National Weather Service Forecaster Steve Anderson says rain is coming Thursday night and Friday morning with lingering showers through Saturday in the Bay Area. While next week is forecast to be drier, the rain will return in February.

The storm systems also bring treacherous high tides.

On California's Central coast, two college students in Santa Cruz were swept off a rock and into the ocean by a wave Monday. Two surfers have also gone missing in rough Northern California waters in recent days.

At the same time, the final king tides of the 2015-16 season are hitting the Bay Area Thursday and Friday mornings.

"These king tide conditions, when combined with a severe storm like the ones El Nino is bringing this year, could flood freeways and critical infrastructure across the Bay," said Jeremy Lowe, a senior coastal geomorphologist for the San Francisco Estuary Institute.
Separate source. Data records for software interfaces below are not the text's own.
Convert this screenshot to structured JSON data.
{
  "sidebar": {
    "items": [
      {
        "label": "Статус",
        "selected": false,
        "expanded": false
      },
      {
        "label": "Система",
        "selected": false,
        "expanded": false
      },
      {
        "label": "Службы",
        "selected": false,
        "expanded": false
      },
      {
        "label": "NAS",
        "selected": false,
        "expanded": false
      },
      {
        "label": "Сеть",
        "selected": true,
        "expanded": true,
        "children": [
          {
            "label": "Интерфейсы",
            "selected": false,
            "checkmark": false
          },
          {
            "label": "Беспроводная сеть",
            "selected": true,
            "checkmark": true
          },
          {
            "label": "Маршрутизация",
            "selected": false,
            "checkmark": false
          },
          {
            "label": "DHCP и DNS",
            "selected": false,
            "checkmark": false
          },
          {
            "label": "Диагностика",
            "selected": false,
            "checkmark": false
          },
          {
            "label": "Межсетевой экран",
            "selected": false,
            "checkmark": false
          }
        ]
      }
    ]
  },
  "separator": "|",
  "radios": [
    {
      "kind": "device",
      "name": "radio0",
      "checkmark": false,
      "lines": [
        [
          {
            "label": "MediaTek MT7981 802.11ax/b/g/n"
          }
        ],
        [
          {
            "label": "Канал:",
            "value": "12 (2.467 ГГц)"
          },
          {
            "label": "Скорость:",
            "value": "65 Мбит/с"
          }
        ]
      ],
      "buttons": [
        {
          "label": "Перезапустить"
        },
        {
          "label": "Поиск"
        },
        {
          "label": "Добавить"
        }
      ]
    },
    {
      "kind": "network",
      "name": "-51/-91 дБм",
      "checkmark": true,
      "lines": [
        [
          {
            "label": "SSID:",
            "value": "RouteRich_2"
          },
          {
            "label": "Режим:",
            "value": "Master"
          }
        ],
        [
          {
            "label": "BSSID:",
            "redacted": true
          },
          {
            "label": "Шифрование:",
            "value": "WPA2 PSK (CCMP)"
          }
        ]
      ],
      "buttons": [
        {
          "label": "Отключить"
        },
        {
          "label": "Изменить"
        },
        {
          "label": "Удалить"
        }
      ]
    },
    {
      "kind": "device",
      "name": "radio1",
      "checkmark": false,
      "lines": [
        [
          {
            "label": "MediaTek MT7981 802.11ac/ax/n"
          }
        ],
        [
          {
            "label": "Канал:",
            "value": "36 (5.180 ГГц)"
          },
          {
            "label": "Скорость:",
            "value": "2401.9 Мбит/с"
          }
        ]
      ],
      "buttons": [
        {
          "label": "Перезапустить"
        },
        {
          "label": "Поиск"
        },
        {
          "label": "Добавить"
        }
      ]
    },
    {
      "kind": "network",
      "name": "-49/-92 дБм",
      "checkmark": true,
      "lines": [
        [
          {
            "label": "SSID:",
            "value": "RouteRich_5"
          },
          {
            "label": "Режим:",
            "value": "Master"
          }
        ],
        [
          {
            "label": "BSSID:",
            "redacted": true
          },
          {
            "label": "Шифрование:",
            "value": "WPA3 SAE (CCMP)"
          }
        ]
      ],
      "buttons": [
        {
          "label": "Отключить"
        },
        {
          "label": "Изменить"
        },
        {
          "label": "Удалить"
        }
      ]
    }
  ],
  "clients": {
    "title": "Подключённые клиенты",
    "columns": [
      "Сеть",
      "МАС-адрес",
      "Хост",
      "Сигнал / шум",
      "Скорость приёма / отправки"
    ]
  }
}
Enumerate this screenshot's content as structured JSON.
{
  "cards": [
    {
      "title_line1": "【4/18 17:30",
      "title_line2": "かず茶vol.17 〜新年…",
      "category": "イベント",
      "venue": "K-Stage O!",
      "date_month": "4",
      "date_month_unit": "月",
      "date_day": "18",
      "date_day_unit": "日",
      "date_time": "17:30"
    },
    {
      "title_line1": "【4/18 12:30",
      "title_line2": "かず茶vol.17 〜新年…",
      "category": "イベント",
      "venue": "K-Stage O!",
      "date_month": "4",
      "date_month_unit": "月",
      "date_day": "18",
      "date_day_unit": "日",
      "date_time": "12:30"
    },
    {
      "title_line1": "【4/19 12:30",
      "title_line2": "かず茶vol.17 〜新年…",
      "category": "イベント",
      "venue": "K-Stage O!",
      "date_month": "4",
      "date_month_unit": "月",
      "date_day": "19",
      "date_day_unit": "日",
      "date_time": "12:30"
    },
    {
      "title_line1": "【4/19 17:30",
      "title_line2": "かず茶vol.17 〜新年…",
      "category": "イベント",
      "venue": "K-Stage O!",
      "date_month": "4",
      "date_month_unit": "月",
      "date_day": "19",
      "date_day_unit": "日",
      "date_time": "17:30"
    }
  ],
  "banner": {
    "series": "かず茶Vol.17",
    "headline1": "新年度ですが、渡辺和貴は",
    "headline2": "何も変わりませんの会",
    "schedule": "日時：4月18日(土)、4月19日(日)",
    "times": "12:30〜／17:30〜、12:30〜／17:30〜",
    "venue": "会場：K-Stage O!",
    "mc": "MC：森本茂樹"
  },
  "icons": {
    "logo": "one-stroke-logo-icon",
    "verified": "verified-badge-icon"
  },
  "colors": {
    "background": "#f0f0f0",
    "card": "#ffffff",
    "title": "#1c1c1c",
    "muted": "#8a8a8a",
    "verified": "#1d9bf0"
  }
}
To the south, forecasters said the latest front would deliver decent rain to the Central Coast on Friday but weaken considerably as it moves farther south, bringing only a chance of showers Saturday to the region from Los Angeles to San Diego and the inland counties.

Except for downpours during the first full week of January, Southern California hasn't seen much rain from storms moving through the state. Sunny skies and warmer temperatures are forecast for the region Sunday and into next week.

While there is snow in the Sierra Nevada, many of the state's major reservoirs are below historical averages.

Skiers, however, can rejoice.

"We struck white gold," said Northstar California spokeswoman Marcie Bradly.


Associated Press writer John Antczak in Los Angeles contributed to this report.